Page and application data records:

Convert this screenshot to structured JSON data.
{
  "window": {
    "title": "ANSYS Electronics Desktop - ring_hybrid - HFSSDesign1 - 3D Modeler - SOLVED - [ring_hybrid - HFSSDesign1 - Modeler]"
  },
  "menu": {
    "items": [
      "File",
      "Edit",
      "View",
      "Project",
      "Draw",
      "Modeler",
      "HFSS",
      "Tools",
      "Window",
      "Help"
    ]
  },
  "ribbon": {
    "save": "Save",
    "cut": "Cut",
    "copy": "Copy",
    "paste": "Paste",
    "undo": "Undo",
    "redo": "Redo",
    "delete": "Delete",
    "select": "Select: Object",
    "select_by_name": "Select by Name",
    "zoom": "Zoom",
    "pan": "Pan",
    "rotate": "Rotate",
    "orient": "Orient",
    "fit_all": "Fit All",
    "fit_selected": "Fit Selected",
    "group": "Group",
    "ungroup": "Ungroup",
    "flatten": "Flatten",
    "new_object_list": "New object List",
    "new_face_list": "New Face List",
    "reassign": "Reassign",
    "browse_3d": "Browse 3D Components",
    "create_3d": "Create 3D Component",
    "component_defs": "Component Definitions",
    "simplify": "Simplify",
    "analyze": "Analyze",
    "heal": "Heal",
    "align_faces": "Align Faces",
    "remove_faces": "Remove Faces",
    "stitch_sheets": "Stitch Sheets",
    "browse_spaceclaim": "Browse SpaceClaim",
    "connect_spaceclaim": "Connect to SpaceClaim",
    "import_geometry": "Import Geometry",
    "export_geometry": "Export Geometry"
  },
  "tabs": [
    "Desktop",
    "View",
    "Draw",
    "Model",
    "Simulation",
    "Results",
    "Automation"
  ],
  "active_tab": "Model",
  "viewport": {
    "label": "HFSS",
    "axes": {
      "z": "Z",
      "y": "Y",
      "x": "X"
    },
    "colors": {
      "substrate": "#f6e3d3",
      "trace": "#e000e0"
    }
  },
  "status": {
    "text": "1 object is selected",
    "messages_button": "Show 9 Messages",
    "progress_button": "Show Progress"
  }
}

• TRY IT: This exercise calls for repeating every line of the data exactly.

• SOLUTION FOR THIS TASK:
Convert this screenshot to structured JSON data.
{
  "window": {
    "title": "ANSYS Electronics Desktop - ring_hybrid - HFSSDesign1 - 3D Modeler - SOLVED - [ring_hybrid - HFSSDesign1 - Modeler]"
  },
  "menu": {
    "items": [
      "File",
      "Edit",
      "View",
      "Project",
      "Draw",
      "Modeler",
      "HFSS",
      "Tools",
      "Window",
      "Help"
    ]
  },
  "ribbon": {
    "save": "Save",
    "cut": "Cut",
    "copy": "Copy",
    "paste": "Paste",
    "undo": "Undo",
    "redo": "Redo",
    "delete": "Delete",
    "select": "Select: Object",
    "select_by_name": "Select by Name",
    "zoom": "Zoom",
    "pan": "Pan",
    "rotate": "Rotate",
    "orient": "Orient",
    "fit_all": "Fit All",
    "fit_selected": "Fit Selected",
    "group": "Group",
    "ungroup": "Ungroup",
    "flatten": "Flatten",
    "new_object_list": "New object List",
    "new_face_list": "New Face List",
    "reassign": "Reassign",
    "browse_3d": "Browse 3D Components",
    "create_3d": "Create 3D Component",
    "component_defs": "Component Definitions",
    "simplify": "Simplify",
    "analyze": "Analyze",
    "heal": "Heal",
    "align_faces": "Align Faces",
    "remove_faces": "Remove Faces",
    "stitch_sheets": "Stitch Sheets",
    "browse_spaceclaim": "Browse SpaceClaim",
    "connect_spaceclaim": "Connect to SpaceClaim",
    "import_geometry": "Import Geometry",
    "export_geometry": "Export Geometry"
  },
  "tabs": [
    "Desktop",
    "View",
    "Draw",
    "Model",
    "Simulation",
    "Results",
    "Automation"
  ],
  "active_tab": "Model",
  "viewport": {
    "label": "HFSS",
    "axes": {
      "z": "Z",
      "y": "Y",
      "x": "X"
    },
    "colors": {
      "substrate": "#f6e3d3",
      "trace": "#e000e0"
    }
  },
  "status": {
    "text": "1 object is selected",
    "messages_button": "Show 9 Messages",
    "progress_button": "Show Progress"
  }
}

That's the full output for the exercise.